You have a real challenge, to give 37 businesses promotion in a single ad. If this were print this would be a 4 page spread, minimum. Get creative and think how you can solve the navigation problem. You're going to have to lose something -- perhaps the contact information for the businesses can be on a link or a pop up window rather than in the page?

How can you make the businesses and their promos equally and easily visible? Links? Jump-list menus (one for company name, one for service/product offered?) A map?

Look for a strong headline that makes people stop, and then follow that with a compelling reason WHY they really want to walk through town on a December day in the cold.

"ON DECEMBER 3RD, THE CHAMBER OF COMMERCE WANTS YOU TO BECOME A STREET PERSON"

dogbone
Oct 24, 2006, 03:11 AM
Regarding the glass balls, you don't have to do it in photoshop. You can download the free demo version of ZBrush which will let you make images up to 640x480 pixels which is more than enough for your purposes.

To make the glass ball illustrated is as easy as drawing a sphere and press one button to apply a glassy material.

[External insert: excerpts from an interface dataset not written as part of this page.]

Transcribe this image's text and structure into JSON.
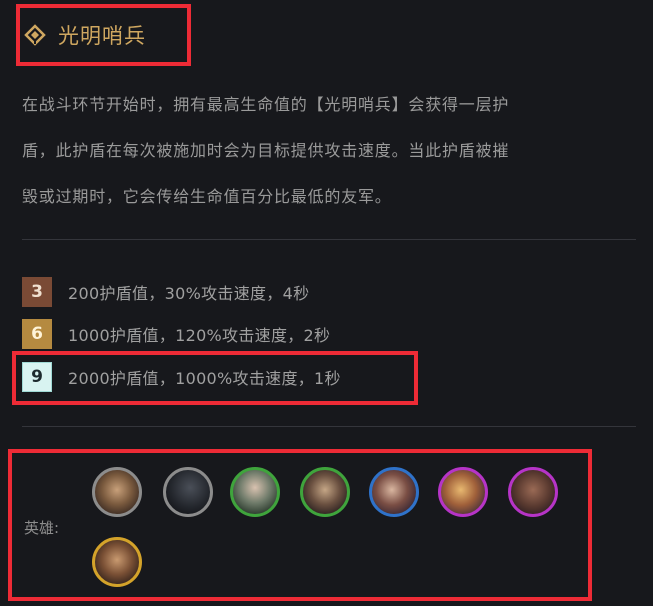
{
  "trait": {
    "name": "光明哨兵",
    "icon": "trait-diamond-icon",
    "description": [
      "在战斗环节开始时，拥有最高生命值的【光明哨兵】会获得一层护",
      "盾，此护盾在每次被施加时会为目标提供攻击速度。当此护盾被摧",
      "毁或过期时，它会传给生命值百分比最低的友军。"
    ]
  },
  "tiers": [
    {
      "count": "3",
      "text": "200护盾值，30%攻击速度，4秒",
      "color": "#7a4a35"
    },
    {
      "count": "6",
      "text": "1000护盾值，120%攻击速度，2秒",
      "color": "#b58a40"
    },
    {
      "count": "9",
      "text": "2000护盾值，1000%攻击速度，1秒",
      "color": "#d8f3f1"
    }
  ],
  "champions": {
    "label": "英雄:",
    "items": [
      {
        "name": "champion-1",
        "border": "#8c8c8c"
      },
      {
        "name": "champion-2",
        "border": "#8c8c8c"
      },
      {
        "name": "champion-3",
        "border": "#3fa43c"
      },
      {
        "name": "champion-4",
        "border": "#3fa43c"
      },
      {
        "name": "champion-5",
        "border": "#2f72c9"
      },
      {
        "name": "champion-6",
        "border": "#b634c7"
      },
      {
        "name": "champion-7",
        "border": "#b634c7"
      },
      {
        "name": "champion-8",
        "border": "#d4a32a"
      }
    ]
  },
  "colors": {
    "highlight": "#ee2b36",
    "title": "#cfa760"
  }
}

Shadow added in photoshop. But as Canada said, the ad needs some more thought.

bartelby
Oct 24, 2006, 03:15 AM
YOW!!! My eyes!

chasemac
Oct 24, 2006, 03:25 AM
At first glance, I can't tell who the sale is from! Font's need work! Don't mean to be an ***. It's nice that you did it but try it sell it.:)

Mookamoo
Oct 24, 2006, 03:47 AM
at least put lines between the stores.

Plus - what have the numbers got to do with things? Are they unit numbers? If they are just part of a list - get rid of them.

And have some difference in size with the stores. Perhaps have the store name in 12 pt, the contact info in 8pt and the offer/description in 8pt bold italic?

Snark
Oct 24, 2006, 08:39 AM
Note: some of the stuff (like the text and background colors) are not sticking, and I'm rather dissatisfied with the header as a whole, as well as the unmatching bottom ornaments... please don't think I have no design sense at all!

This may sting a bit, and for that I'm sorry, but, to be honest, your design sense right now is sorely lacking. The good news is that this is highly fixable, and with less work than you might think (Though there is work, and no small amount, you'll need to do).

As for the task at hand, in addition to suggestions you'll get here, I would strongly suggest that this go round you look at a program like Rapidweaver (http://www.realmacsoftware.com/rapidweaver) and work with one of the templates that are available. For the moment, some close handholding and guidance are a good thing.

As for sharpening your eye for design, there are lots of ways to hone your tool. One of the well worn and best tools available for this is Before&After Magazine. (http://www.bamagazine.com/) For a paltry $24 you'll get more really good design lessons than you could shake a hundred sticks at. Beyond that, when you see a design, any design, that you like, start thinking about *why* you like. No need for a four page, single spaced dissection, just start turning the question over in your mind.

But if you want to take it a step further, and really make some progress, every now and then take some piece you like and try and recreate it. Sketch it, use Illustrator, PageMaker, iWorks, whatever you have. Creating a perfect duplicate isn't the point; it's moving the bits and pieces around and seeing where and how they fit, or don't, that gets the job done.

Before you know it, you'll be browsing magazines and thinking, "WHAT were they thinking??". But you'll also have an even greater appreciation of the really good work that's to be found out there too.

Snark

LukeW
Oct 24, 2006, 09:44 AM
One thing you should change straight off is the text in the header, you can barely read it. Way too small. Small white text on a bright green background is a big no-no. I like the christmas decorations, very crisp and sharp. You should also change the text for the listings, way too many differentiations. Keep the same font throughout, and then think about the priority of information, why is the description bolder than the contact details? Combined with the store titles it squishes everything together and becomes too much of a lump of information to handle, specially when listed out like that. Add some space, reorganise the information and increase the logo size, that should do nicely! :)